So I worked on becoming better prepared this time, because this time my job had a foreseeable expiration date. Interestingly, though I was ready for a “change of scenery,” I found myself having unexpected emotional reactions at various times as the embers of old fears were stirred.
But I knew even before that date was announced that I had to do something different. Knew I had to change if I didn’t want to endlessly repeat the same old patterns.
So on January 1, 2014, I embarked on my “Year of Believing Dangerously.” Oh, the rational voices in my head tried to kill it before it started. They warned of reaching the December 31 finish line a puddle of dashed hopes and laughable expectations. “You don’t know what you’re getting into!” they claimed. “You’ll end up alone and depressed on New Year’s Eve, wondering how you could have been dumb enough to think…”
But another small voice overrode them. “So what? You’ll still be better off than you were before.”
And thus, when the still-triggering question of “What are you going to do?” came up, I learned to articulate a new hope, and with practice my voice became stronger. I committed, for better or worse, to moving towards something I wanted rather than something I didn’t merely to pay the bills. I didn’t want fear to be my impetus anymore, to drift for days, weeks, months, staying up too late at night and spending too many hours surfing the Internet while I waited for a phone call, an email, an offer, an assignment.
So please don’t call me “unemployed.” It’s a word with negative connotations, besides which I will indeed be employed, even if humbly at my bedroom desk and not in a paying capacity at first. I’ll be brushing up on my proofreading and computer software skills. Researching, writing and marketing articles. Reviewing books and serving as a beta reader/proofreader for other writers. Continuing my daily exercise in a quest to reach my goal weight. Listening to motivational speakers. Reading. Interviewing and blogging. Taking courses and seeking volunteer opportunities, working on developing new relationships and networking opportunities. Designing a new website. Job hunting while I’m reinventing.

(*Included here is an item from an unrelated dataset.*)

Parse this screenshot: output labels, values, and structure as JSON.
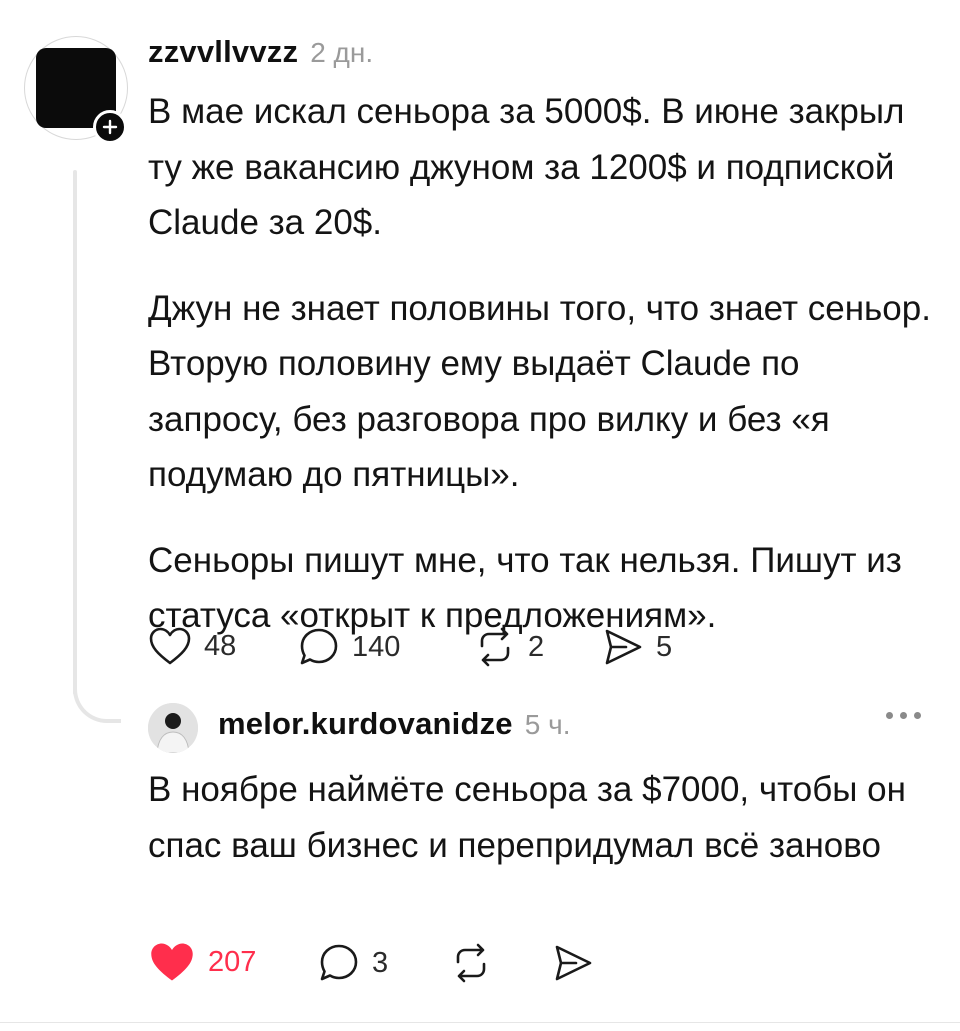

And, to slightly paraphrase a line from one of my favorite novels: “If I come a cropper, at least I can say, ‘Well tried.'”